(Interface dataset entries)
—————

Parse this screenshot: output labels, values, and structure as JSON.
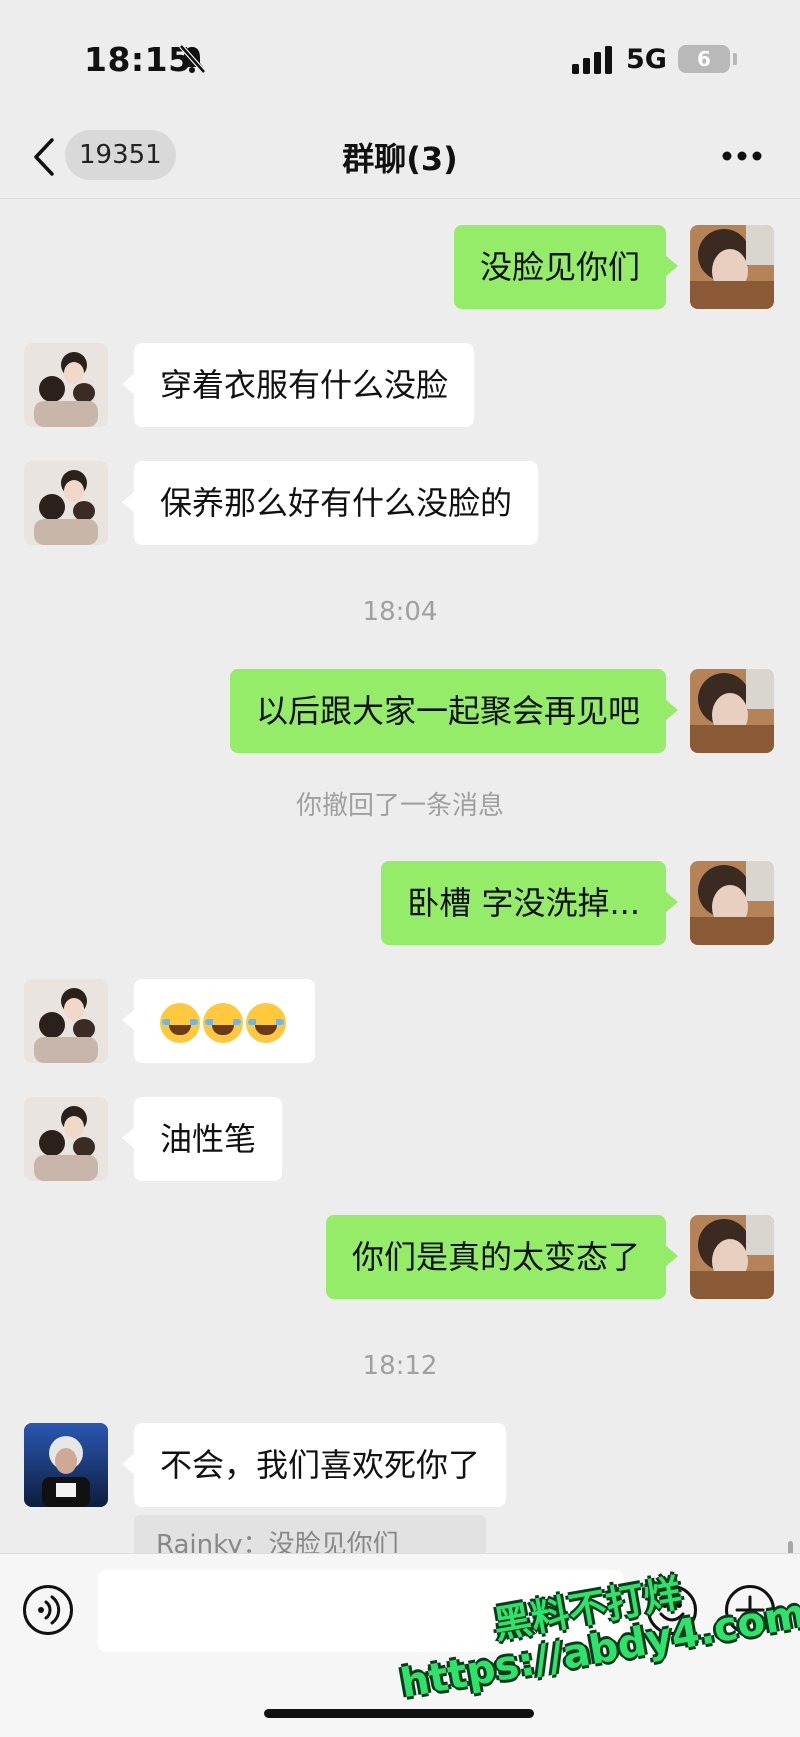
{
  "status_bar": {
    "time": "18:15",
    "network": "5G",
    "battery": "6"
  },
  "nav": {
    "unread_count": "19351",
    "title": "群聊(3)"
  },
  "messages": [
    {
      "side": "me",
      "text": "没脸见你们"
    },
    {
      "side": "other",
      "text": "穿着衣服有什么没脸"
    },
    {
      "side": "other",
      "text": "保养那么好有什么没脸的"
    },
    {
      "type": "timestamp",
      "text": "18:04"
    },
    {
      "side": "me",
      "text": "以后跟大家一起聚会再见吧"
    },
    {
      "type": "system",
      "text": "你撤回了一条消息"
    },
    {
      "side": "me",
      "text": "卧槽 字没洗掉..."
    },
    {
      "side": "other",
      "emoji": "joy-tears-x3"
    },
    {
      "side": "other",
      "text": "油性笔"
    },
    {
      "side": "me",
      "text": "你们是真的太变态了"
    },
    {
      "type": "timestamp",
      "text": "18:12"
    },
    {
      "side": "other",
      "text": "不会，我们喜欢死你了"
    }
  ],
  "quote_preview": "Rainky：没脸见你们",
  "watermark": {
    "line1": "黑料不打烊",
    "line2": "https://abdy4.com"
  }
}
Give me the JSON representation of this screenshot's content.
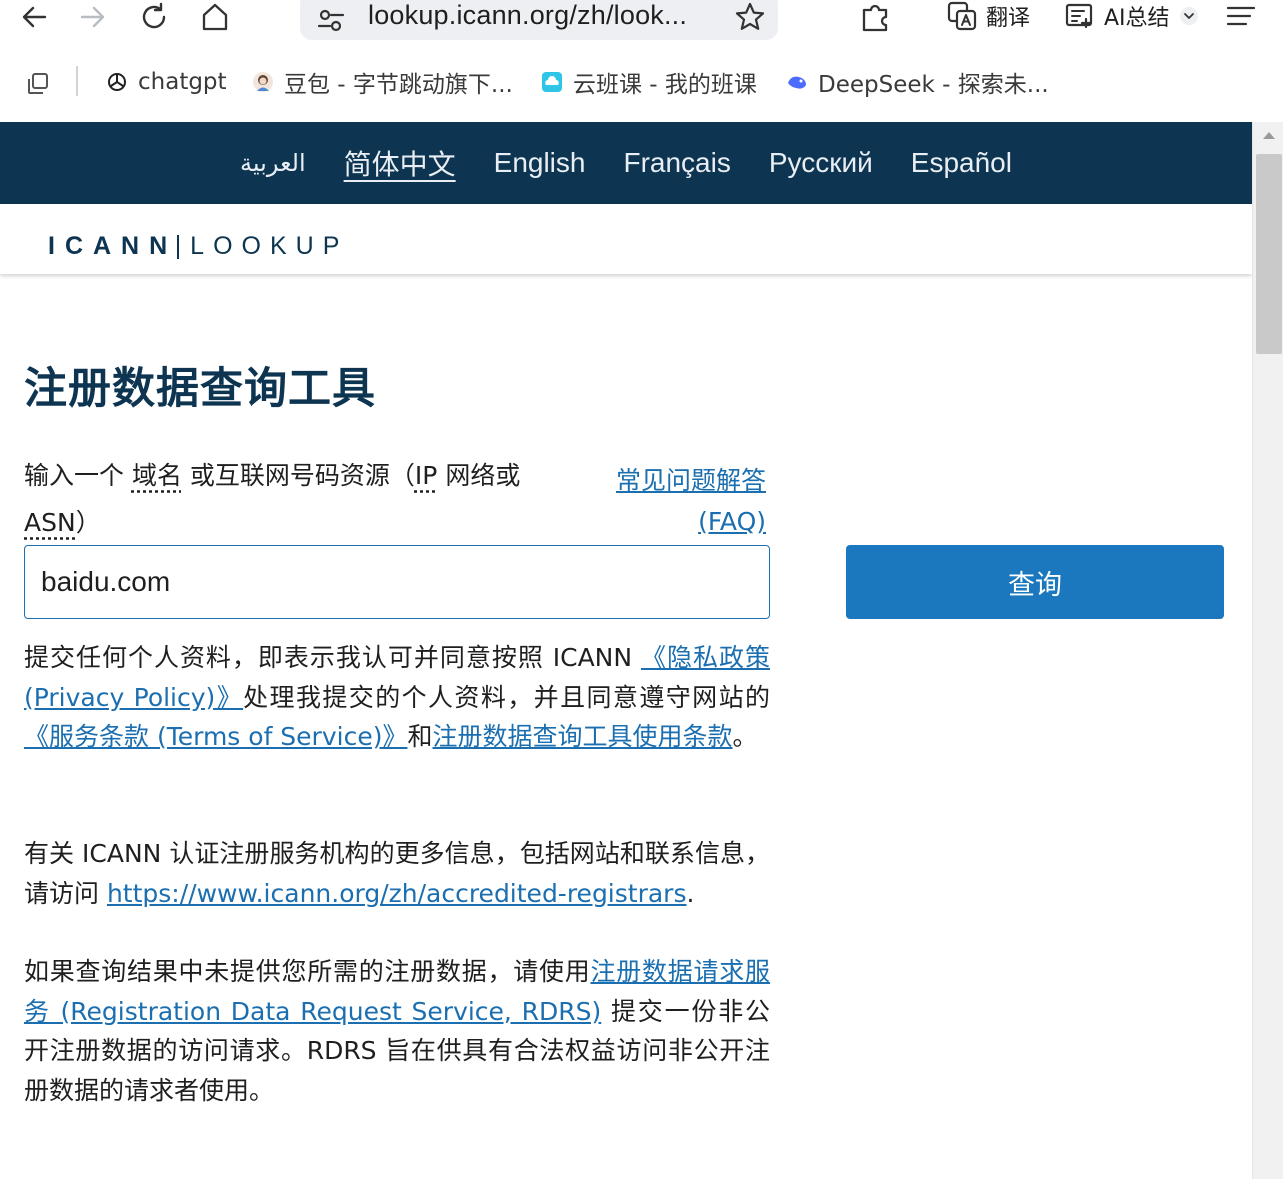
{
  "browser": {
    "url": "lookup.icann.org/zh/look...",
    "translate_label": "翻译",
    "ai_summary_label": "AI总结",
    "bookmarks": [
      {
        "label": "chatgpt",
        "icon": "openai-icon"
      },
      {
        "label": "豆包 - 字节跳动旗下...",
        "icon": "doubao-icon"
      },
      {
        "label": "云班课 - 我的班课",
        "icon": "cloud-class-icon"
      },
      {
        "label": "DeepSeek - 探索未...",
        "icon": "deepseek-icon"
      }
    ]
  },
  "languages": [
    {
      "label": "العربية",
      "active": false
    },
    {
      "label": "简体中文",
      "active": true
    },
    {
      "label": "English",
      "active": false
    },
    {
      "label": "Français",
      "active": false
    },
    {
      "label": "Русский",
      "active": false
    },
    {
      "label": "Español",
      "active": false
    }
  ],
  "brand": {
    "left": "ICANN",
    "right": "LOOKUP"
  },
  "page": {
    "title": "注册数据查询工具",
    "prompt": {
      "t1": "输入一个 ",
      "domain": "域名",
      "t2": " 或互联网号码资源（",
      "ip": "IP",
      "t3": " 网络或 ",
      "asn": "ASN",
      "t4": "）"
    },
    "faq_line1": "常见问题解答",
    "faq_line2": "(FAQ)",
    "search_value": "baidu.com",
    "submit_label": "查询",
    "p1": {
      "t1": "提交任何个人资料，即表示我认可并同意按照 ICANN ",
      "privacy_link": "《隐私政策 (Privacy Policy)》",
      "t2": "处理我提交的个人资料，并且同意遵守网站的",
      "tos_link": "《服务条款 (Terms of Service)》",
      "t3": "和",
      "terms_link": "注册数据查询工具使用条款",
      "t4": "。"
    },
    "p2": {
      "t1": "有关 ICANN 认证注册服务机构的更多信息，包括网站和联系信息，请访问 ",
      "link": "https://www.icann.org/zh/accredited-registrars",
      "t2": "."
    },
    "p3": {
      "t1": "如果查询结果中未提供您所需的注册数据，请使用",
      "link": "注册数据请求服务 (Registration Data Request Service, RDRS)",
      "t2": " 提交一份非公开注册数据的访问请求。RDRS 旨在供具有合法权益访问非公开注册数据的请求者使用。"
    }
  }
}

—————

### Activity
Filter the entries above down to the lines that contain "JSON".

### Problem solution
Parse this screenshot: output labels, values, and structure as JSON.
Give me the JSON representation of this screenshot's content.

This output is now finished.